As we’ve navigated the equine world’s terminologies and life cycle, several intriguing aspects of baby horses have come to light. Here, we address some frequently asked questions that add another layer of understanding.

What Do Baby Horses Eat?

In the initial weeks, foals primarily nurse from their mothers. Around two weeks, they may begin to nibble on grass and hay, and by two months, solid food forms a part of their diet.

Foals also start to eat ‘creep feed’ – a specially designed nutrient-rich feed – to supplement the nutrition they receive from their mother’s milk.

Beautiful small chestnut foal with a short main standing on its own in a short grassy field
nigel baker photography /

How Soon Can a Foal Run?

Remarkably, foals can run within a few hours of birth. This is a survival instinct inherited from their wild ancestors, allowing them to escape predators.

How Do Mother Horses Protect Their Foals?

Mother horses, or mares, are extremely protective of their foals. They often keep them close, position themselves between perceived danger and their offspring, and can become aggressive if they sense a threat.

How Long Does a Foal Stay With Its Mother?

Foals typically stay with their mothers until they are about four to six months old. This period, known as the weaning stage, is when they are encouraged to become independent and eat solid foods exclusively.

When Do Foals Start to Show Their Personality?

Just like humans, foals start to exhibit individual personality traits from an early age. Observers can start noticing signs of their unique personality within a few weeks of birth.
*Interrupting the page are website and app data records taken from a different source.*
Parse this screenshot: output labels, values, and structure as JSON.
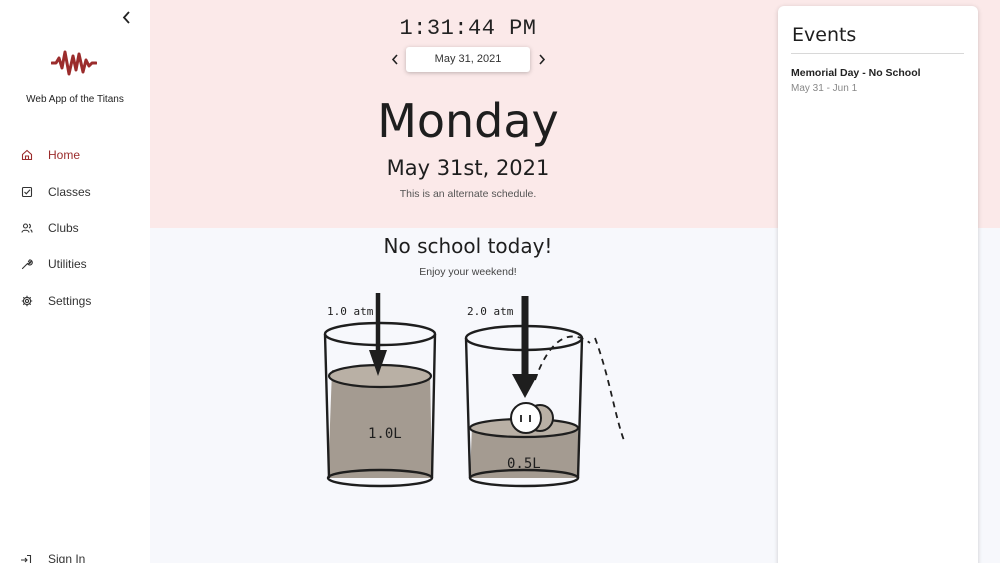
{
  "sidebar": {
    "app_name": "Web App of the Titans",
    "items": [
      {
        "label": "Home",
        "icon": "home-icon",
        "active": true
      },
      {
        "label": "Classes",
        "icon": "checkbox-icon",
        "active": false
      },
      {
        "label": "Clubs",
        "icon": "users-icon",
        "active": false
      },
      {
        "label": "Utilities",
        "icon": "wrench-icon",
        "active": false
      },
      {
        "label": "Settings",
        "icon": "gear-icon",
        "active": false
      }
    ],
    "sign_in": "Sign In"
  },
  "header": {
    "clock": "1:31:44 PM",
    "date_picker": "May 31, 2021",
    "day_name": "Monday",
    "date_full": "May 31st, 2021",
    "schedule_note": "This is an alternate schedule."
  },
  "main": {
    "headline": "No school today!",
    "subline": "Enjoy your weekend!",
    "illustration": {
      "left_pressure": "1.0 atm",
      "left_volume": "1.0L",
      "right_pressure": "2.0 atm",
      "right_volume": "0.5L"
    }
  },
  "events": {
    "title": "Events",
    "items": [
      {
        "name": "Memorial Day - No School",
        "dates": "May 31 - Jun 1"
      }
    ]
  },
  "colors": {
    "accent": "#9b2c2c",
    "top_band": "#fbe9e9",
    "bottom_band": "#f7f8fc"
  }
}
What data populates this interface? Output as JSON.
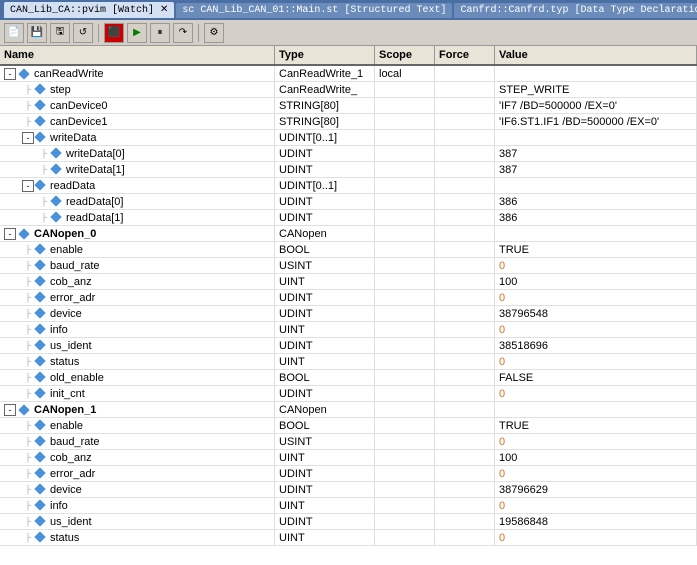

Some may be more curious, while others may be shy, some may be playful, while others might be more reserved.